How were the Love images printed?
The images that are in the book are scans of the negative. The old school way is to make a print in the dark room and then scan that. You pretty much have to be an expert at printing to get the quality that PhotoShop and a scan can do. There are very few people that do that anymore, that’s a completely whole other ballgame. I feel like most books now that are being shot on film are scans of the negative.
How did you find your publisher?
Towards the end, maybe March of 2016 where I had this huge number of images—I mean, I probably shot over 10,000 images at Love in that span of time–I started to kind of try and play with the narrative and lay it out with the images. I ended up making a dummy of the book and started to reach out to people that I knew in the publishing and photography world. A mentor of mine tried to help me try and find a bigger publisher. At the time, and old friend of mine was revamping his publishing company. He had put out a couple books in 2014, 2015. It seemed like that was a better option for me as far a wanting to lay out the book and include everything I wanted to. With Paradigm, they gave me complete creative freedom to do what I wanted and tell the story that I wanted, without any filtering, which would happen in a lot of other publishing companies. You know, they want to make something that is number one sell-able… and a lot of filtering happens to a certain extent with certain publishers. Paradigm was the best option for me in putting out exactly what I wanted to do and telling the story I wanted to.
Where are you from originally?
I’m from Redding, Pennsylvania, which is a little over an hour outside Philadelphia. I’ve been living in Philly for a good 13, 14 years.
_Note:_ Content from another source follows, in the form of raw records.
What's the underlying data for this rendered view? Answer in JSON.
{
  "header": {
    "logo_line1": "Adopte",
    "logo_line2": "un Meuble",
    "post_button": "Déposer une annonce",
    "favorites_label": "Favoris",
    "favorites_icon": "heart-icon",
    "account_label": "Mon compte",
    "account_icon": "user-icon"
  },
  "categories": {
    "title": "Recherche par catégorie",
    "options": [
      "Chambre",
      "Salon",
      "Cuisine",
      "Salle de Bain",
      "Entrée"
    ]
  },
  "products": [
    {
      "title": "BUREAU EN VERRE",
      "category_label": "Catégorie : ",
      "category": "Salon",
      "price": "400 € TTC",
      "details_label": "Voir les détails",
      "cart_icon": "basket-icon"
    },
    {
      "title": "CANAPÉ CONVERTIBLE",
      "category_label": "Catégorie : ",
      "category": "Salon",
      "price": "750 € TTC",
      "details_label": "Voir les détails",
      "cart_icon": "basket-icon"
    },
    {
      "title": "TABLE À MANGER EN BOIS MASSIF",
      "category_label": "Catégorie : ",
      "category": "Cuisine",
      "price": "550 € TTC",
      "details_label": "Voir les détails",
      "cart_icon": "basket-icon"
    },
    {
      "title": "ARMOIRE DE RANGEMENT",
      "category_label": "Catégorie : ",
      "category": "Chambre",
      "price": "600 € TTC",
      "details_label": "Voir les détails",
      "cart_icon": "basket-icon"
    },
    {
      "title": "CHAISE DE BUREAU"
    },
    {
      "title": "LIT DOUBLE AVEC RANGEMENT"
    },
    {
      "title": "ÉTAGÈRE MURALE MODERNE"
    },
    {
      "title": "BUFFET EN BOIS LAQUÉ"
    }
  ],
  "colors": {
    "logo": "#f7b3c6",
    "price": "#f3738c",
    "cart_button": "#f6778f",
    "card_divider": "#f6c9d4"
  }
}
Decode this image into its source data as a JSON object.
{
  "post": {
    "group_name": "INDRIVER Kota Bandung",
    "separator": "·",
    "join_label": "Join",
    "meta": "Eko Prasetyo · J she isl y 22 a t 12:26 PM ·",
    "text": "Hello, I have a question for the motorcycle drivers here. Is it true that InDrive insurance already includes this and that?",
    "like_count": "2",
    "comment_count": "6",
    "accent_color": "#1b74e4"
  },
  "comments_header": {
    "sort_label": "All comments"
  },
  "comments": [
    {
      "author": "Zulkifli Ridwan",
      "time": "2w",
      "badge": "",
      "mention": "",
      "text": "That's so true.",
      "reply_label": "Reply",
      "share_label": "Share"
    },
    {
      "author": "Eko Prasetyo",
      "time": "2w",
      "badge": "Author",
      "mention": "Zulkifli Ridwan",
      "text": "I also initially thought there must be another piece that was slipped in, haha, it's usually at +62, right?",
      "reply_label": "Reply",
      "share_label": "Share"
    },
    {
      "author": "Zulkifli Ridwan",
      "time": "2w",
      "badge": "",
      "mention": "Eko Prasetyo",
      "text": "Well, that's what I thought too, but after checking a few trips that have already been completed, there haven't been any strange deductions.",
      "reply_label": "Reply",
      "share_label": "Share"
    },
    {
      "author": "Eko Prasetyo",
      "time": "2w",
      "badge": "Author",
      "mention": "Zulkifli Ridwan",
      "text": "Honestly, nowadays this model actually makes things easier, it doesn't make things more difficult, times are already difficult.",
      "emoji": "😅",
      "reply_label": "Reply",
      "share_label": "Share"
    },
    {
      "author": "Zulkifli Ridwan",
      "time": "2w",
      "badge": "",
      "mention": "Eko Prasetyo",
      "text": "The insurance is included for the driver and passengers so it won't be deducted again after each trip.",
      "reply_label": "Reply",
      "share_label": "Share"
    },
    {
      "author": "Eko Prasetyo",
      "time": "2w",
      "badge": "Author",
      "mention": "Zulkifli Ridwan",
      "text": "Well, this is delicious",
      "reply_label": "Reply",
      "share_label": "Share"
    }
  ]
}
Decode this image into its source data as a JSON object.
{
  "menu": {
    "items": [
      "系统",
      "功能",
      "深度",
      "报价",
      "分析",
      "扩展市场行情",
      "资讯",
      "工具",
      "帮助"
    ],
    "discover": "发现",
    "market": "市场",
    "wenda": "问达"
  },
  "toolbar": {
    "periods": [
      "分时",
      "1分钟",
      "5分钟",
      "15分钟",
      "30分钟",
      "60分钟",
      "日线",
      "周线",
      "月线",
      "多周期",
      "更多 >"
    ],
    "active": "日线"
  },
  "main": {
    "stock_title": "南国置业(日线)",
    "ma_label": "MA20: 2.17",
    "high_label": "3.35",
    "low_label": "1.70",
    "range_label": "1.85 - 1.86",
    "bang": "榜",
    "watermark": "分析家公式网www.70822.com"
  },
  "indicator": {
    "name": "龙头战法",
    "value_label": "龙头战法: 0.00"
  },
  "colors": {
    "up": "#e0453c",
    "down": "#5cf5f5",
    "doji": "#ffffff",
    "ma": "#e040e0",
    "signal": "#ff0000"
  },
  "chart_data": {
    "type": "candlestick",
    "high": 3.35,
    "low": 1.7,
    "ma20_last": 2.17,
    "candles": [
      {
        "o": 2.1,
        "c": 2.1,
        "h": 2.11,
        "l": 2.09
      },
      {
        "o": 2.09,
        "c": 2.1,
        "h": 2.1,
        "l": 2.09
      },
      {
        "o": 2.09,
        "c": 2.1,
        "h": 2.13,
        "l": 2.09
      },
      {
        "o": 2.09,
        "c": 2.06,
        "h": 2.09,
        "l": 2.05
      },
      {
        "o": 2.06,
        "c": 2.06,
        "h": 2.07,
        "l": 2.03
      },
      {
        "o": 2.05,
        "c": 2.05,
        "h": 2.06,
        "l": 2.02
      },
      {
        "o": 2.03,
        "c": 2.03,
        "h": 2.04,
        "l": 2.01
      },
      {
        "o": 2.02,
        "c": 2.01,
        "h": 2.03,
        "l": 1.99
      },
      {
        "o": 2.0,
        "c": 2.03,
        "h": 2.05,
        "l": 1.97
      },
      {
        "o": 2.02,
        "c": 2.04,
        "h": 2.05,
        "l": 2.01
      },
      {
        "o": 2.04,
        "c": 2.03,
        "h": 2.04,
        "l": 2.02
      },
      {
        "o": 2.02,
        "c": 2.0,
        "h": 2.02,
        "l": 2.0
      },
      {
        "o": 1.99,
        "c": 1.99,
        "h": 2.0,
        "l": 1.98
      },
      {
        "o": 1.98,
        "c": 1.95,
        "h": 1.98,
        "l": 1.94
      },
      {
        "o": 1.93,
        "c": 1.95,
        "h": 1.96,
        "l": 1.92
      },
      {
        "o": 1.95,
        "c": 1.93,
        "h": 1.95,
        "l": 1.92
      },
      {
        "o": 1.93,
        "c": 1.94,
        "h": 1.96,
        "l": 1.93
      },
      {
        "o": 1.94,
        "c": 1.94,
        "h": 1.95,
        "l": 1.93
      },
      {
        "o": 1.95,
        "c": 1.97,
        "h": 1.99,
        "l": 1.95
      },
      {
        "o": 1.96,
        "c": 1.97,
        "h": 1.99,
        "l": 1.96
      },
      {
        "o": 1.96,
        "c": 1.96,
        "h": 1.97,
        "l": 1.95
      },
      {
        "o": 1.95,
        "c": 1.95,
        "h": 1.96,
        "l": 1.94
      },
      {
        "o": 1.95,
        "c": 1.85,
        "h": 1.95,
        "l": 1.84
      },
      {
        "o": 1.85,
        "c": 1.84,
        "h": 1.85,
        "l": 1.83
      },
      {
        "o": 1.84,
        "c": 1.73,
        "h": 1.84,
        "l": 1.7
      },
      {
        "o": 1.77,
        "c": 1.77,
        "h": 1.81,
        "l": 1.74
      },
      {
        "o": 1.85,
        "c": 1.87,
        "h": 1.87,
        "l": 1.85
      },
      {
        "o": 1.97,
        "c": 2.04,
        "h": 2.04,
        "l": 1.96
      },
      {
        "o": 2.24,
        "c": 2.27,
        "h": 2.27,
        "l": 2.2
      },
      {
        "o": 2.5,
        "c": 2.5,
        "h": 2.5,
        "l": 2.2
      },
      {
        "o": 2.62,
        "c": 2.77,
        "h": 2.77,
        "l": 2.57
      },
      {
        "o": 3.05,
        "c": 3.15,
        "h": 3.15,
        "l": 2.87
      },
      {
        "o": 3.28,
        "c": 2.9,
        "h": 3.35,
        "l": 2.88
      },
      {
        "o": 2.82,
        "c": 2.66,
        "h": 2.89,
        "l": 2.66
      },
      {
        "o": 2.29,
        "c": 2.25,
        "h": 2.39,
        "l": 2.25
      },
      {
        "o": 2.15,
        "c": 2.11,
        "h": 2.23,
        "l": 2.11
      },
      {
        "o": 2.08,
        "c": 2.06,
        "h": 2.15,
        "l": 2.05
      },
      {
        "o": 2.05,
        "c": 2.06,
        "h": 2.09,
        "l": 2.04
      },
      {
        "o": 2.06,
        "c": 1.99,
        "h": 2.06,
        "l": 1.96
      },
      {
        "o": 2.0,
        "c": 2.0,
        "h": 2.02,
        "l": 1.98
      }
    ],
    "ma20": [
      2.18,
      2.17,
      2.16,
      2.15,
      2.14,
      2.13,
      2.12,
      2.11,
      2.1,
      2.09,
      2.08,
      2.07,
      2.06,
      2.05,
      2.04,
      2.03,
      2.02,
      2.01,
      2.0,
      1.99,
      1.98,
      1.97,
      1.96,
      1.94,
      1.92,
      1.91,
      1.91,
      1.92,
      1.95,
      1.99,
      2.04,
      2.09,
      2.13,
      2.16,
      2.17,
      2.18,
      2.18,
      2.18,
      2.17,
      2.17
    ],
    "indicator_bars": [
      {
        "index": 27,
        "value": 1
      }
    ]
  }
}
I originally came to Philly because of Love, and for skateboarding. The first year I started skating, I think I was 11 years old. I was all about Love at such a young age. We would take day trips down here, me and my friends, and we would skate Love when we could. I got hooked very early on with the atmosphere there. It was so spontaneous. You just never knew what was gonna happen, and you always had to be kind of looking over your shoulder for the cops, especially back then because there were so many undercovers. Philly was just where I wanted to be. I wanted to be a part of that scene and that place, so that’s what originally brought me here.
What do you hope is the main thing that people take away from your book?
I hope people just realize how special Love was. I mean, that’s a very obvious thing to skateboarders, but I wanted to show it to a wider audience and make them understand what was so special about the community there, the people, and why it was so unique. Also to shed light on a lot of the issues that are currently facing this city. Gentrification is one of the main components of why Love is no longer there. I mean there were a lot of factors, but revitalization and gentrification are the main reason why it’s gone. It was just an eyesore for the city, and there’s definitely a different type of person inhabiting Philadelphia now compared to even when I moved here 14 years ago. So that, and kind of skateboard culture in general–the issues we have with the police, and everything that goes along with skateboarding. Because I feel like when most people see skateboarding they just see the tricks, and they don’t understand all the other things that are happening, so it’s an insider’s perspective of that place.